Work request: Tell how many lines in the listing below contain the word "Coffee", giving the number alone.

Supplied data:
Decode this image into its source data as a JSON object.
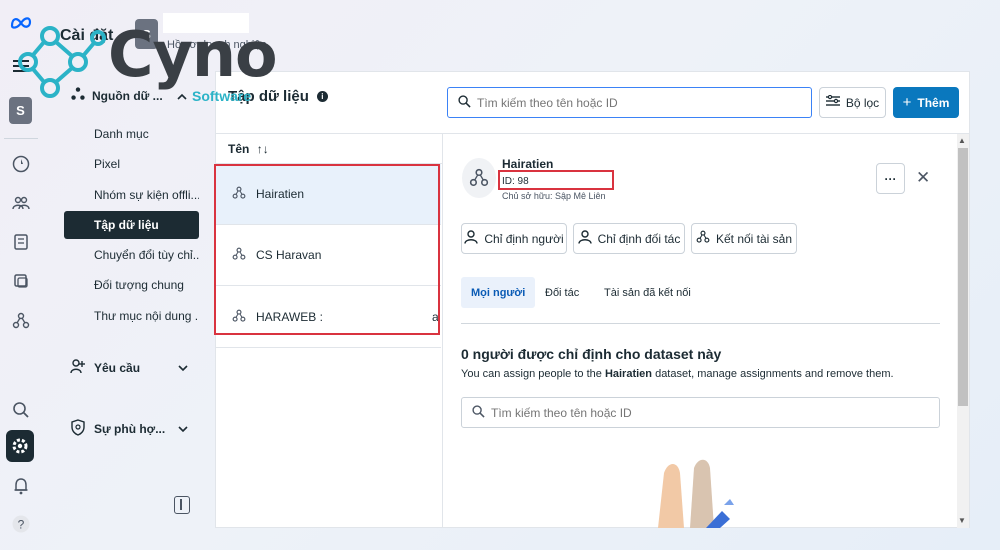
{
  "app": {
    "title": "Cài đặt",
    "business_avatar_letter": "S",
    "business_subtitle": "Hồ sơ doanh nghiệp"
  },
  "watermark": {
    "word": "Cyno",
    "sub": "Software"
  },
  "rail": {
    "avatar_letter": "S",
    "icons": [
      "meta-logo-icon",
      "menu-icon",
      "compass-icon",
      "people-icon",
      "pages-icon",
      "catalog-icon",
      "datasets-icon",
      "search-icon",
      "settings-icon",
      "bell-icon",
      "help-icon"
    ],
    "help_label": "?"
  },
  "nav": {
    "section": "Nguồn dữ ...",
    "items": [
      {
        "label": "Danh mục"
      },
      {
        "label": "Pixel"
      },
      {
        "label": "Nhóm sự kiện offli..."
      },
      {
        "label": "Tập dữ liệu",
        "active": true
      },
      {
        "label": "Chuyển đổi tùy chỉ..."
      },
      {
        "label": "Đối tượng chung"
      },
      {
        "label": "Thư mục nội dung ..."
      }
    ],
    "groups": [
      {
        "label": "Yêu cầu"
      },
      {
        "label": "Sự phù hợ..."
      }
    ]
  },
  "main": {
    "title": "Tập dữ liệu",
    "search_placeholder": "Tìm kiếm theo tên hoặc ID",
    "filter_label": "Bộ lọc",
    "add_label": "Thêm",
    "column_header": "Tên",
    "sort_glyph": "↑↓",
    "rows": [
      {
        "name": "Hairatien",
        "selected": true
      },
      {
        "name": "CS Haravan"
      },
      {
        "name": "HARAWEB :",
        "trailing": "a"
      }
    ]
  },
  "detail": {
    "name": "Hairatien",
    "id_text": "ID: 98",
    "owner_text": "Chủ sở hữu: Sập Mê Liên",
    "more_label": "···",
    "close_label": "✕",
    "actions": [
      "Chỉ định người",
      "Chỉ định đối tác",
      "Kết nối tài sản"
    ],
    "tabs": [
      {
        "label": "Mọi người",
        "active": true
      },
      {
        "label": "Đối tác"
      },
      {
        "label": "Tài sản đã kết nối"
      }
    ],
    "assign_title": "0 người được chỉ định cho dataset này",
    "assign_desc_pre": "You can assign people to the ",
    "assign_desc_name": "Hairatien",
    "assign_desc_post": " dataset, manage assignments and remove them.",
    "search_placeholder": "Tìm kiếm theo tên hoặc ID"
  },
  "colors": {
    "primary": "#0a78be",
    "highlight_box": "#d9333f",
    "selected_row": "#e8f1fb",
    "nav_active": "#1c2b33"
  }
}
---
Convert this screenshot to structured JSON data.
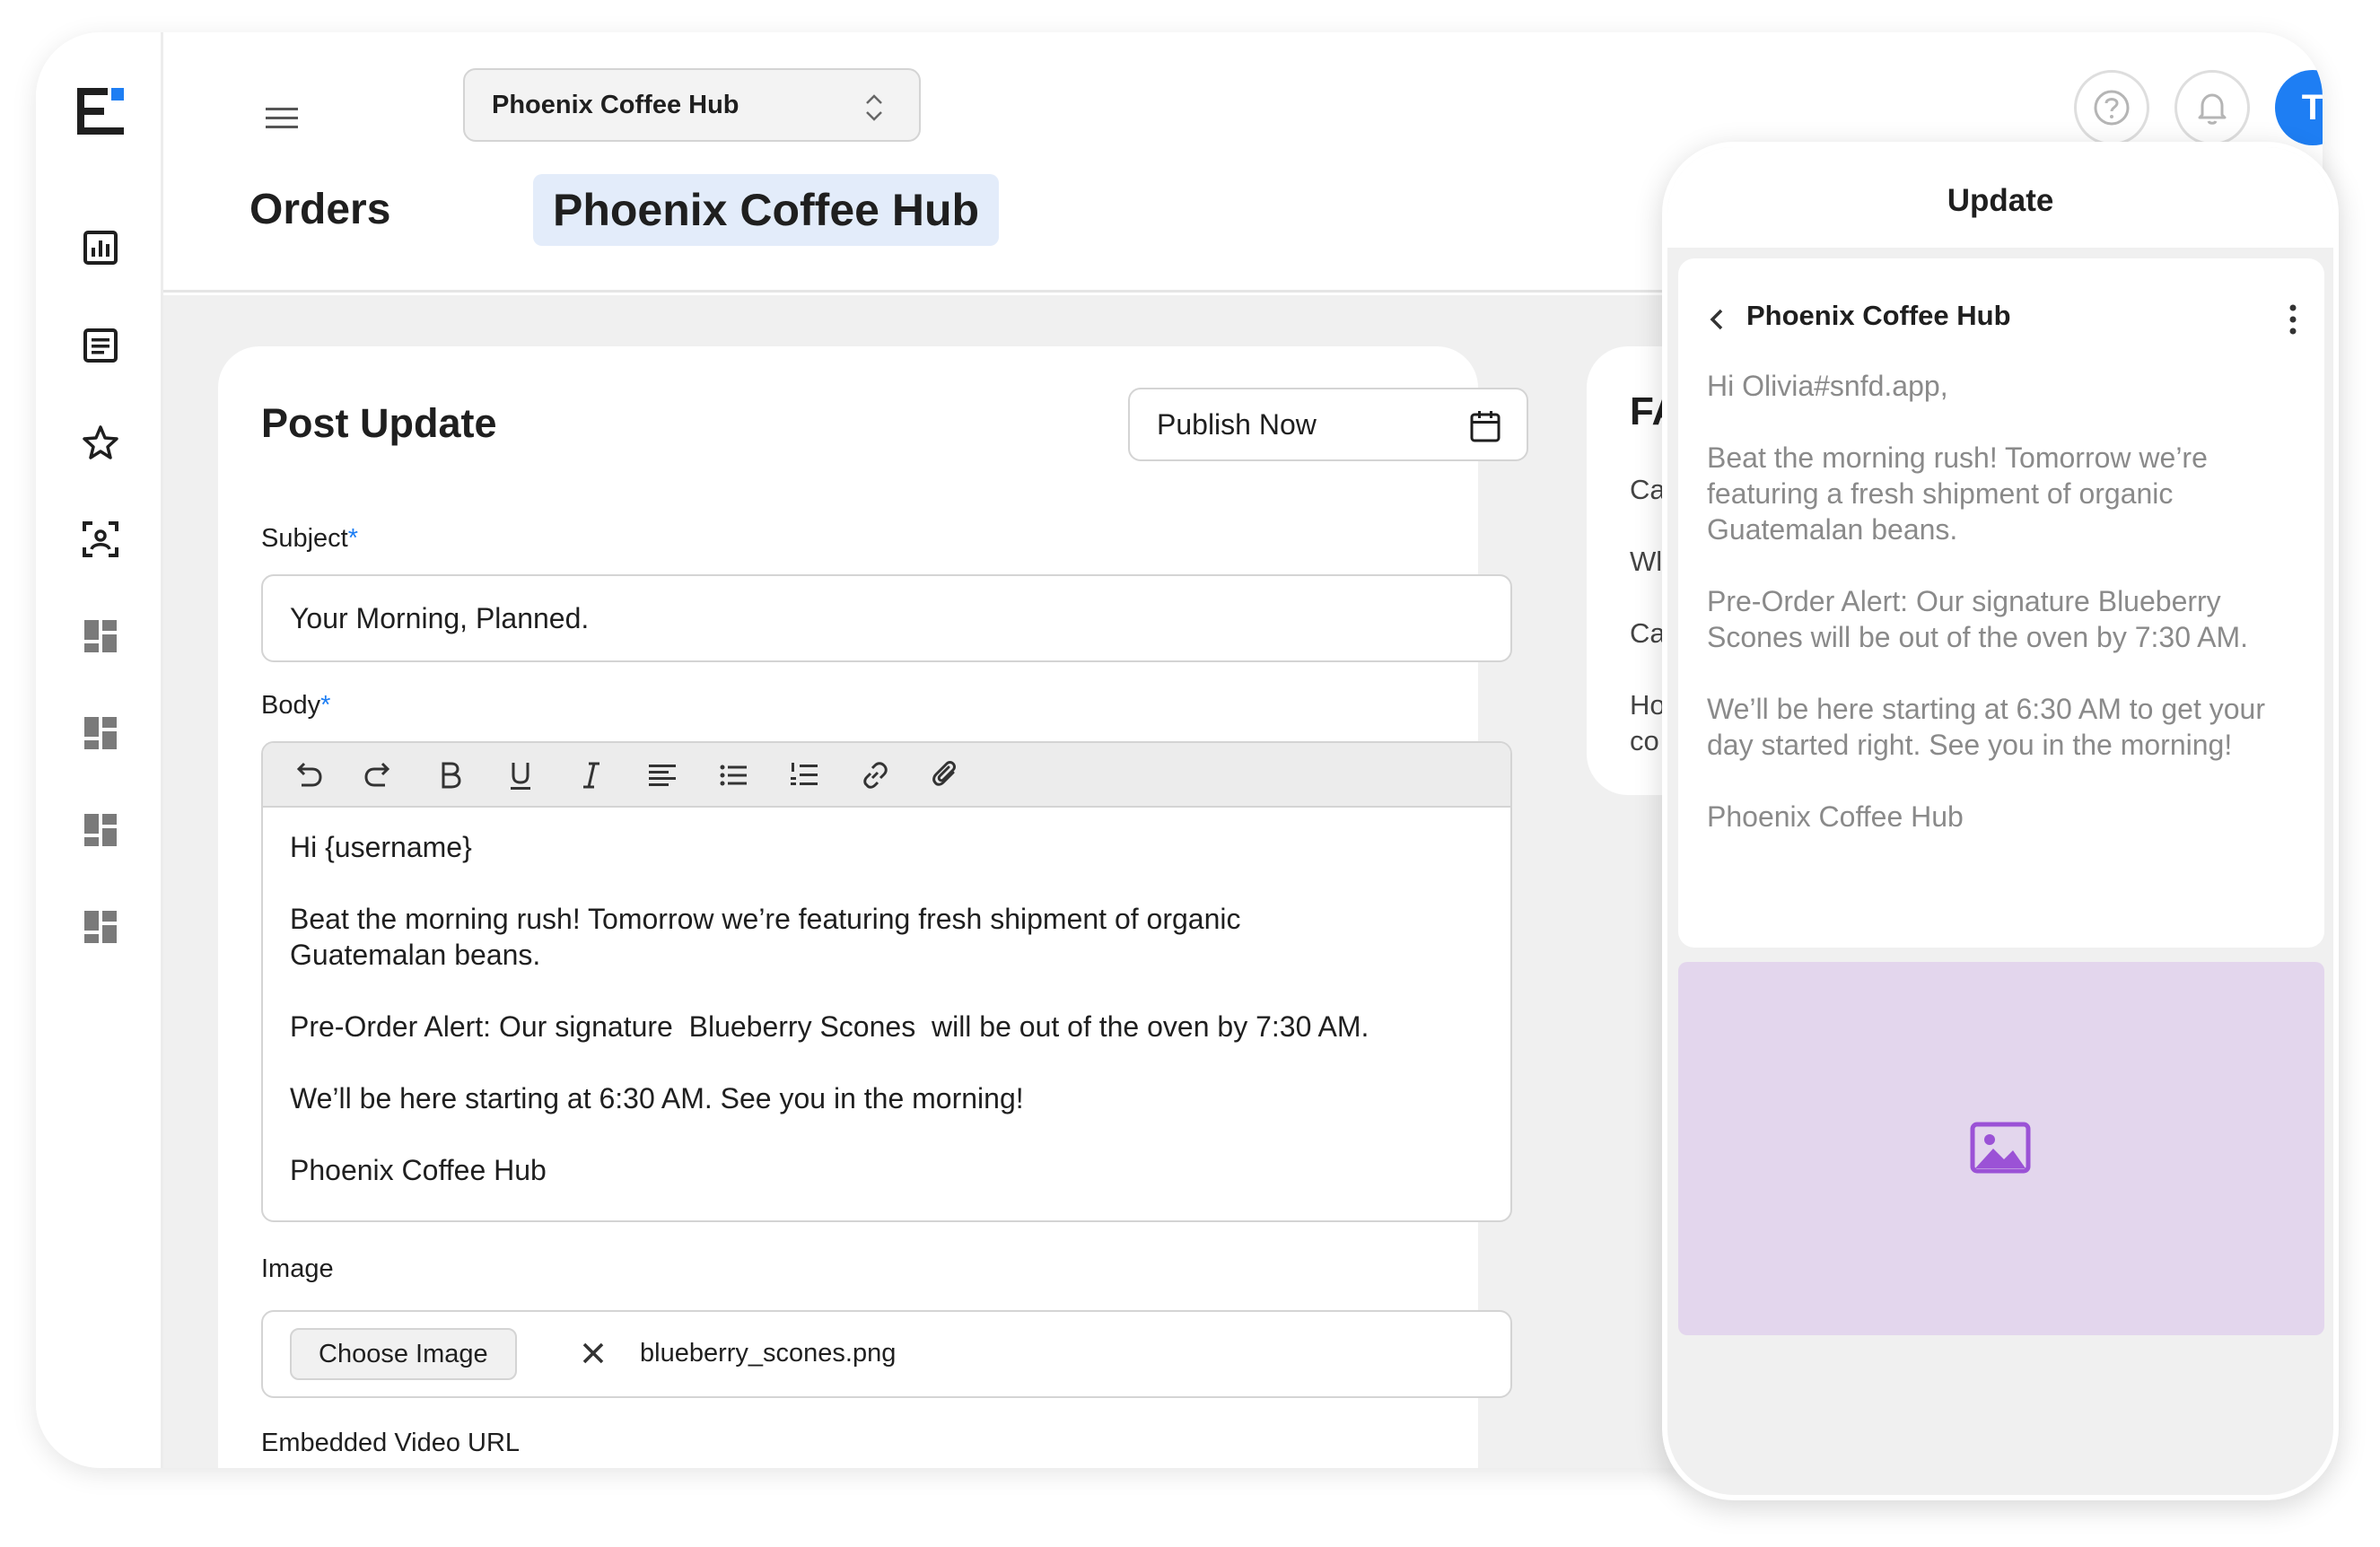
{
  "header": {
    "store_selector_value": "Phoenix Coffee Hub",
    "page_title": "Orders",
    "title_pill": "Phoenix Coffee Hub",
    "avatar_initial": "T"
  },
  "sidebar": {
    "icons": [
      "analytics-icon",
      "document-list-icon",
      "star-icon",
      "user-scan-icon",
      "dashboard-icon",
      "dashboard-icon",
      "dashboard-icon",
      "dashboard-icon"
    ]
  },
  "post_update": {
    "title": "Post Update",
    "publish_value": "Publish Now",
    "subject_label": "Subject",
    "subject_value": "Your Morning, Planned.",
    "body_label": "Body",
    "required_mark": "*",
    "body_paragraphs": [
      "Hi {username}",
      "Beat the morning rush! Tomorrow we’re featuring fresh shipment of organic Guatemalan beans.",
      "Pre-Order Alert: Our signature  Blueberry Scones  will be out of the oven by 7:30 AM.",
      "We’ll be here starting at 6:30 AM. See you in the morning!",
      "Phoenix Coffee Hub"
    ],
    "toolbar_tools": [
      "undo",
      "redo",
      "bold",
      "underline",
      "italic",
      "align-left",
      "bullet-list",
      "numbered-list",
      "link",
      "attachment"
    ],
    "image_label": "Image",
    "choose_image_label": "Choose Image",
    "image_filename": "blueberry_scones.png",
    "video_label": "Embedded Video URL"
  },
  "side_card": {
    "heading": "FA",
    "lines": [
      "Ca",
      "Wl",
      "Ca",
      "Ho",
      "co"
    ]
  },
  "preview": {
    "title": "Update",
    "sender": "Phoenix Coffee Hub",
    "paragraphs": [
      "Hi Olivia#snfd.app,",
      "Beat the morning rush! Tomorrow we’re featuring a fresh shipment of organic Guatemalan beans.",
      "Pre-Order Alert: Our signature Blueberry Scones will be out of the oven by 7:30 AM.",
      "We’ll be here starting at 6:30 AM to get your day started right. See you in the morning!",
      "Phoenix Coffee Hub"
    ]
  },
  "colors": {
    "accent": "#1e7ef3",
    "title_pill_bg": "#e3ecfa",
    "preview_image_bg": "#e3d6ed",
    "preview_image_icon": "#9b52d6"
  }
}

Response to the exercise: 5